#### [Records for this task]

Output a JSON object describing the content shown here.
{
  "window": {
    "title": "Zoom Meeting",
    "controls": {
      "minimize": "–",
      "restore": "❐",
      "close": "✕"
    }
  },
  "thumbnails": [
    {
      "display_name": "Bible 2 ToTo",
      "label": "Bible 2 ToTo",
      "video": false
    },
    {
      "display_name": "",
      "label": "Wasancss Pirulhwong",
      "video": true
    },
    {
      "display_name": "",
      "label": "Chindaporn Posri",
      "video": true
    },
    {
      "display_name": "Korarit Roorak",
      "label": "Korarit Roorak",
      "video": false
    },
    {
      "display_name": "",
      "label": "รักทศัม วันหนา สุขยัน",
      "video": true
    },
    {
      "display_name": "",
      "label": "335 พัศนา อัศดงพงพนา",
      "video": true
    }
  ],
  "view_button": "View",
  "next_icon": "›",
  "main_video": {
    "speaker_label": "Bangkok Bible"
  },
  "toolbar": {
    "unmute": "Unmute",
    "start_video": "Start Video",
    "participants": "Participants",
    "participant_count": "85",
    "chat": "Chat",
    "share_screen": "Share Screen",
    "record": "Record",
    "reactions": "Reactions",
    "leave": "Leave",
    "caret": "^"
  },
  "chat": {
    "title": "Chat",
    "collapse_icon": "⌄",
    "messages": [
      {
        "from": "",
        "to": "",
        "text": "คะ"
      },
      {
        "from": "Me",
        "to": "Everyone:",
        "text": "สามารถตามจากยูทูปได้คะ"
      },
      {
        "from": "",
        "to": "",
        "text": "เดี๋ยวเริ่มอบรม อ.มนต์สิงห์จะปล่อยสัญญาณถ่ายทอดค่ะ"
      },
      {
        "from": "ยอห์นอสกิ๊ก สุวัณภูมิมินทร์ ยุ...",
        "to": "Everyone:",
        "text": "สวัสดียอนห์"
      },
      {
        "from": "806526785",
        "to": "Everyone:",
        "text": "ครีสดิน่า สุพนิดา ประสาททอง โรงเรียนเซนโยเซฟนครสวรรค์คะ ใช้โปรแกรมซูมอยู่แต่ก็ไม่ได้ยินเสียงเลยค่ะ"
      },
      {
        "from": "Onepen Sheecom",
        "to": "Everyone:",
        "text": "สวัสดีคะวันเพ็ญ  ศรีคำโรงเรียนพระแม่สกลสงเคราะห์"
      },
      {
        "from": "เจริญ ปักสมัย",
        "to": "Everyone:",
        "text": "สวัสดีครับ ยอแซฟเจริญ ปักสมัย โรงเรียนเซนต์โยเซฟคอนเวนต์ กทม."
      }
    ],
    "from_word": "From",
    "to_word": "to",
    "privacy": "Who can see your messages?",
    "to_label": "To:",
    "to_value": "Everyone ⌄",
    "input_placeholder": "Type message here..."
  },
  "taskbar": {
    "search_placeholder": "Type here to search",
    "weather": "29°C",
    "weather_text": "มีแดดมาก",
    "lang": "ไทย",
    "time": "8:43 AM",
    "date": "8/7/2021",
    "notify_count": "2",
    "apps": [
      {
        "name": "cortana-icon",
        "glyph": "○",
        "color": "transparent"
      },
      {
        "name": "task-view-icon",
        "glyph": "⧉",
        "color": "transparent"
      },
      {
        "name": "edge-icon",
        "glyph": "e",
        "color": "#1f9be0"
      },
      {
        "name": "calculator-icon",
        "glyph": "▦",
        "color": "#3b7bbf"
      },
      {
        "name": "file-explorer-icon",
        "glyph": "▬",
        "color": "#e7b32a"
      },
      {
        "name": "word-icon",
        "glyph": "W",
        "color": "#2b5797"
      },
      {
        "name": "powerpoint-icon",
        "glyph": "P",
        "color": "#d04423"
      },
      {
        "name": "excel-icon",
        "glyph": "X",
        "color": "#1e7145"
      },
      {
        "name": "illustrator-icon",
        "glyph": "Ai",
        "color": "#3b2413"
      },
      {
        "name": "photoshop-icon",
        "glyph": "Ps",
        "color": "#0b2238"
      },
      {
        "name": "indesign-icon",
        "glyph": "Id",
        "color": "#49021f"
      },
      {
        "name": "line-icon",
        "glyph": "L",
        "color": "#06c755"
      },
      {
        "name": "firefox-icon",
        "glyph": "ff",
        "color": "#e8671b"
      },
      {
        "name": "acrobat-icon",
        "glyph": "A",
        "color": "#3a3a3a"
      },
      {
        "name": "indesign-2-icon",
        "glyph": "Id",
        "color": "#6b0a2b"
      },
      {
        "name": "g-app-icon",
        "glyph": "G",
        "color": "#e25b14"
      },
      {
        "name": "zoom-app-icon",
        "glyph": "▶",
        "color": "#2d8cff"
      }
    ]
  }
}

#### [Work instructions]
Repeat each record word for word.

#### [Written solution]
Output a JSON object describing the content shown here.
{
  "window": {
    "title": "Zoom Meeting",
    "controls": {
      "minimize": "–",
      "restore": "❐",
      "close": "✕"
    }
  },
  "thumbnails": [
    {
      "display_name": "Bible 2 ToTo",
      "label": "Bible 2 ToTo",
      "video": false
    },
    {
      "display_name": "",
      "label": "Wasancss Pirulhwong",
      "video": true
    },
    {
      "display_name": "",
      "label": "Chindaporn Posri",
      "video": true
    },
    {
      "display_name": "Korarit Roorak",
      "label": "Korarit Roorak",
      "video": false
    },
    {
      "display_name": "",
      "label": "รักทศัม วันหนา สุขยัน",
      "video": true
    },
    {
      "display_name": "",
      "label": "335 พัศนา อัศดงพงพนา",
      "video": true
    }
  ],
  "view_button": "View",
  "next_icon": "›",
  "main_video": {
    "speaker_label": "Bangkok Bible"
  },
  "toolbar": {
    "unmute": "Unmute",
    "start_video": "Start Video",
    "participants": "Participants",
    "participant_count": "85",
    "chat": "Chat",
    "share_screen": "Share Screen",
    "record": "Record",
    "reactions": "Reactions",
    "leave": "Leave",
    "caret": "^"
  },
  "chat": {
    "title": "Chat",
    "collapse_icon": "⌄",
    "messages": [
      {
        "from": "",
        "to": "",
        "text": "คะ"
      },
      {
        "from": "Me",
        "to": "Everyone:",
        "text": "สามารถตามจากยูทูปได้คะ"
      },
      {
        "from": "",
        "to": "",
        "text": "เดี๋ยวเริ่มอบรม อ.มนต์สิงห์จะปล่อยสัญญาณถ่ายทอดค่ะ"
      },
      {
        "from": "ยอห์นอสกิ๊ก สุวัณภูมิมินทร์ ยุ...",
        "to": "Everyone:",
        "text": "สวัสดียอนห์"
      },
      {
        "from": "806526785",
        "to": "Everyone:",
        "text": "ครีสดิน่า สุพนิดา ประสาททอง โรงเรียนเซนโยเซฟนครสวรรค์คะ ใช้โปรแกรมซูมอยู่แต่ก็ไม่ได้ยินเสียงเลยค่ะ"
      },
      {
        "from": "Onepen Sheecom",
        "to": "Everyone:",
        "text": "สวัสดีคะวันเพ็ญ  ศรีคำโรงเรียนพระแม่สกลสงเคราะห์"
      },
      {
        "from": "เจริญ ปักสมัย",
        "to": "Everyone:",
        "text": "สวัสดีครับ ยอแซฟเจริญ ปักสมัย โรงเรียนเซนต์โยเซฟคอนเวนต์ กทม."
      }
    ],
    "from_word": "From",
    "to_word": "to",
    "privacy": "Who can see your messages?",
    "to_label": "To:",
    "to_value": "Everyone ⌄",
    "input_placeholder": "Type message here..."
  },
  "taskbar": {
    "search_placeholder": "Type here to search",
    "weather": "29°C",
    "weather_text": "มีแดดมาก",
    "lang": "ไทย",
    "time": "8:43 AM",
    "date": "8/7/2021",
    "notify_count": "2",
    "apps": [
      {
        "name": "cortana-icon",
        "glyph": "○",
        "color": "transparent"
      },
      {
        "name": "task-view-icon",
        "glyph": "⧉",
        "color": "transparent"
      },
      {
        "name": "edge-icon",
        "glyph": "e",
        "color": "#1f9be0"
      },
      {
        "name": "calculator-icon",
        "glyph": "▦",
        "color": "#3b7bbf"
      },
      {
        "name": "file-explorer-icon",
        "glyph": "▬",
        "color": "#e7b32a"
      },
      {
        "name": "word-icon",
        "glyph": "W",
        "color": "#2b5797"
      },
      {
        "name": "powerpoint-icon",
        "glyph": "P",
        "color": "#d04423"
      },
      {
        "name": "excel-icon",
        "glyph": "X",
        "color": "#1e7145"
      },
      {
        "name": "illustrator-icon",
        "glyph": "Ai",
        "color": "#3b2413"
      },
      {
        "name": "photoshop-icon",
        "glyph": "Ps",
        "color": "#0b2238"
      },
      {
        "name": "indesign-icon",
        "glyph": "Id",
        "color": "#49021f"
      },
      {
        "name": "line-icon",
        "glyph": "L",
        "color": "#06c755"
      },
      {
        "name": "firefox-icon",
        "glyph": "ff",
        "color": "#e8671b"
      },
      {
        "name": "acrobat-icon",
        "glyph": "A",
        "color": "#3a3a3a"
      },
      {
        "name": "indesign-2-icon",
        "glyph": "Id",
        "color": "#6b0a2b"
      },
      {
        "name": "g-app-icon",
        "glyph": "G",
        "color": "#e25b14"
      },
      {
        "name": "zoom-app-icon",
        "glyph": "▶",
        "color": "#2d8cff"
      }
    ]
  }
}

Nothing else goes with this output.